Adding to his argument, he wrote, "Women should not be afraid of their sexuality. Women should be afraid of those who admire them only for their 'great body.' We would like them to preserve this wonderful gift (virginity) for their 'one and only.'"
News writer Kristina Marusic at MTV pointed out, "It’s exactly this kind of thinking that actually leads to the objectification of women (Bazen does it quite literally, by referring to a woman’s virginity as a 'gift' for a man), victim-blaming, and the perpetuation of rape culture."
By not teaching males that objectifying is wrong and not simply a "natural reaction" to the curve of a female body, we're shifting the blame to the victims: The girls. We are taught to be ashamed of our natural bodies and to be scared of the unwanted responses they might inspire just by existing. That's how questions like "what was she wearing?" and "was she asking for it?" become the norm.
The good news is that even though there are school administrators out there failing to acknowledge the double standard, many students are refusing to blindly accept the dress codes. Here are three times they stood up against them.
1. McHenry's Dress Code Fight
When sophomore Hailey Everhart realized the sexist nature of her Illinois school's dress code (not being able to bare their shoulders), she and her friends began creating a Facebook page and an Instagram account. They fought to change the sexist dress code, create a space where females support each other and instill body positivity, and make a call to not put the responsibility on females to hide, but rather teach males not to treat women as sexual objects.
2. When The #StandWithMireya Campaign Went Viral
When senior Mireya Briceno got kicked out of prom at her Michigan school for wearing a "too revealing" dress, everyone was confused. She has worn a cap sleeved, to-the-ground mermaid dress with retro-inspired blue and white polka dots. What could be deemed inappropriate there? Well, it was the small cut-out on her upper back that had her principal shuffling her out of the dance.
She went quietly, not wanting to make a scene, but social media took notice and supporters created the hashtag #StandWithMireya to bring attention to sexist school policies.
3. When Biglerville Seniors Fought Against A Sexist Memo
When Biglerville seniors in Pennsylvania received a memo regarding how to dress for graduation, there was a giant discrepancy surrounding tips for the males and tips for the females. Where the guys got four bullet points reminding them to pick out nice collared shirts and not let their pants sag, the girls got two long paragraphs peppered with fat-shaming language and sexist attitudes.
Examples of such language were "Please remember as you select an outfit... that we don't want to be looking at 'sausage rolls,'" and "Remember that you can't put 10 pounds of mud in a 5-pound sack." The students took to social media to express their disgust and to demand an apology, which they quickly received. Sort of. After much public attention (local news outlet WHTM picked up the story), the school issued a statement that stated that they "regret that the document contained some unfortunate word choices," but that they also "hope this does not distract from the dignity of the graduation ceremony and the accomplishments of our graduating class."
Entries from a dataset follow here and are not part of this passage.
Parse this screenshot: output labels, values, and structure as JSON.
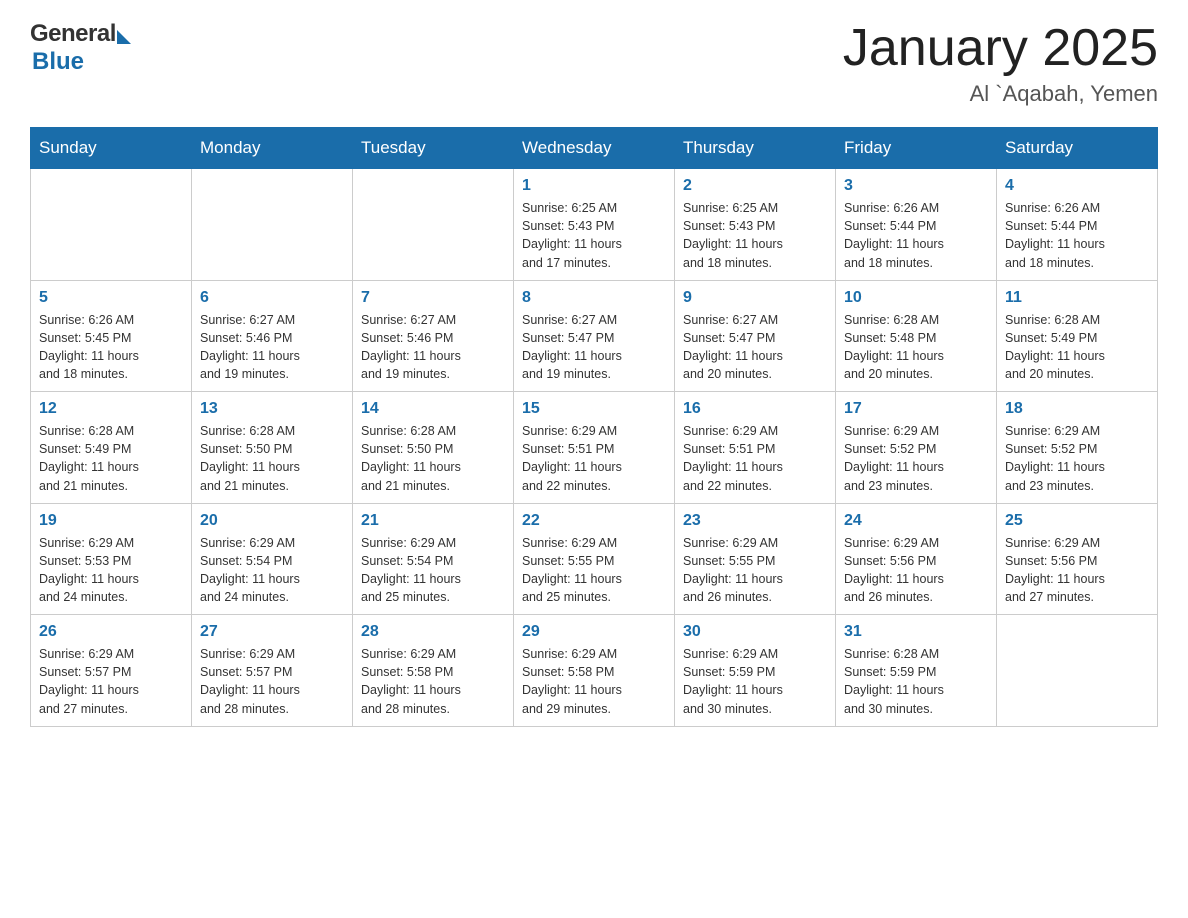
{
  "header": {
    "logo_general": "General",
    "logo_blue": "Blue",
    "month_title": "January 2025",
    "location": "Al `Aqabah, Yemen"
  },
  "weekdays": [
    "Sunday",
    "Monday",
    "Tuesday",
    "Wednesday",
    "Thursday",
    "Friday",
    "Saturday"
  ],
  "weeks": [
    [
      {
        "day": "",
        "info": ""
      },
      {
        "day": "",
        "info": ""
      },
      {
        "day": "",
        "info": ""
      },
      {
        "day": "1",
        "info": "Sunrise: 6:25 AM\nSunset: 5:43 PM\nDaylight: 11 hours\nand 17 minutes."
      },
      {
        "day": "2",
        "info": "Sunrise: 6:25 AM\nSunset: 5:43 PM\nDaylight: 11 hours\nand 18 minutes."
      },
      {
        "day": "3",
        "info": "Sunrise: 6:26 AM\nSunset: 5:44 PM\nDaylight: 11 hours\nand 18 minutes."
      },
      {
        "day": "4",
        "info": "Sunrise: 6:26 AM\nSunset: 5:44 PM\nDaylight: 11 hours\nand 18 minutes."
      }
    ],
    [
      {
        "day": "5",
        "info": "Sunrise: 6:26 AM\nSunset: 5:45 PM\nDaylight: 11 hours\nand 18 minutes."
      },
      {
        "day": "6",
        "info": "Sunrise: 6:27 AM\nSunset: 5:46 PM\nDaylight: 11 hours\nand 19 minutes."
      },
      {
        "day": "7",
        "info": "Sunrise: 6:27 AM\nSunset: 5:46 PM\nDaylight: 11 hours\nand 19 minutes."
      },
      {
        "day": "8",
        "info": "Sunrise: 6:27 AM\nSunset: 5:47 PM\nDaylight: 11 hours\nand 19 minutes."
      },
      {
        "day": "9",
        "info": "Sunrise: 6:27 AM\nSunset: 5:47 PM\nDaylight: 11 hours\nand 20 minutes."
      },
      {
        "day": "10",
        "info": "Sunrise: 6:28 AM\nSunset: 5:48 PM\nDaylight: 11 hours\nand 20 minutes."
      },
      {
        "day": "11",
        "info": "Sunrise: 6:28 AM\nSunset: 5:49 PM\nDaylight: 11 hours\nand 20 minutes."
      }
    ],
    [
      {
        "day": "12",
        "info": "Sunrise: 6:28 AM\nSunset: 5:49 PM\nDaylight: 11 hours\nand 21 minutes."
      },
      {
        "day": "13",
        "info": "Sunrise: 6:28 AM\nSunset: 5:50 PM\nDaylight: 11 hours\nand 21 minutes."
      },
      {
        "day": "14",
        "info": "Sunrise: 6:28 AM\nSunset: 5:50 PM\nDaylight: 11 hours\nand 21 minutes."
      },
      {
        "day": "15",
        "info": "Sunrise: 6:29 AM\nSunset: 5:51 PM\nDaylight: 11 hours\nand 22 minutes."
      },
      {
        "day": "16",
        "info": "Sunrise: 6:29 AM\nSunset: 5:51 PM\nDaylight: 11 hours\nand 22 minutes."
      },
      {
        "day": "17",
        "info": "Sunrise: 6:29 AM\nSunset: 5:52 PM\nDaylight: 11 hours\nand 23 minutes."
      },
      {
        "day": "18",
        "info": "Sunrise: 6:29 AM\nSunset: 5:52 PM\nDaylight: 11 hours\nand 23 minutes."
      }
    ],
    [
      {
        "day": "19",
        "info": "Sunrise: 6:29 AM\nSunset: 5:53 PM\nDaylight: 11 hours\nand 24 minutes."
      },
      {
        "day": "20",
        "info": "Sunrise: 6:29 AM\nSunset: 5:54 PM\nDaylight: 11 hours\nand 24 minutes."
      },
      {
        "day": "21",
        "info": "Sunrise: 6:29 AM\nSunset: 5:54 PM\nDaylight: 11 hours\nand 25 minutes."
      },
      {
        "day": "22",
        "info": "Sunrise: 6:29 AM\nSunset: 5:55 PM\nDaylight: 11 hours\nand 25 minutes."
      },
      {
        "day": "23",
        "info": "Sunrise: 6:29 AM\nSunset: 5:55 PM\nDaylight: 11 hours\nand 26 minutes."
      },
      {
        "day": "24",
        "info": "Sunrise: 6:29 AM\nSunset: 5:56 PM\nDaylight: 11 hours\nand 26 minutes."
      },
      {
        "day": "25",
        "info": "Sunrise: 6:29 AM\nSunset: 5:56 PM\nDaylight: 11 hours\nand 27 minutes."
      }
    ],
    [
      {
        "day": "26",
        "info": "Sunrise: 6:29 AM\nSunset: 5:57 PM\nDaylight: 11 hours\nand 27 minutes."
      },
      {
        "day": "27",
        "info": "Sunrise: 6:29 AM\nSunset: 5:57 PM\nDaylight: 11 hours\nand 28 minutes."
      },
      {
        "day": "28",
        "info": "Sunrise: 6:29 AM\nSunset: 5:58 PM\nDaylight: 11 hours\nand 28 minutes."
      },
      {
        "day": "29",
        "info": "Sunrise: 6:29 AM\nSunset: 5:58 PM\nDaylight: 11 hours\nand 29 minutes."
      },
      {
        "day": "30",
        "info": "Sunrise: 6:29 AM\nSunset: 5:59 PM\nDaylight: 11 hours\nand 30 minutes."
      },
      {
        "day": "31",
        "info": "Sunrise: 6:28 AM\nSunset: 5:59 PM\nDaylight: 11 hours\nand 30 minutes."
      },
      {
        "day": "",
        "info": ""
      }
    ]
  ]
}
When it comes to tackling the inherent sexism that exists in dress codes, it's likely going to take a long, long time to observe marked change. However, people are noticing and fighting — and that's a pretty great place to start.
Image: BBC Films (1)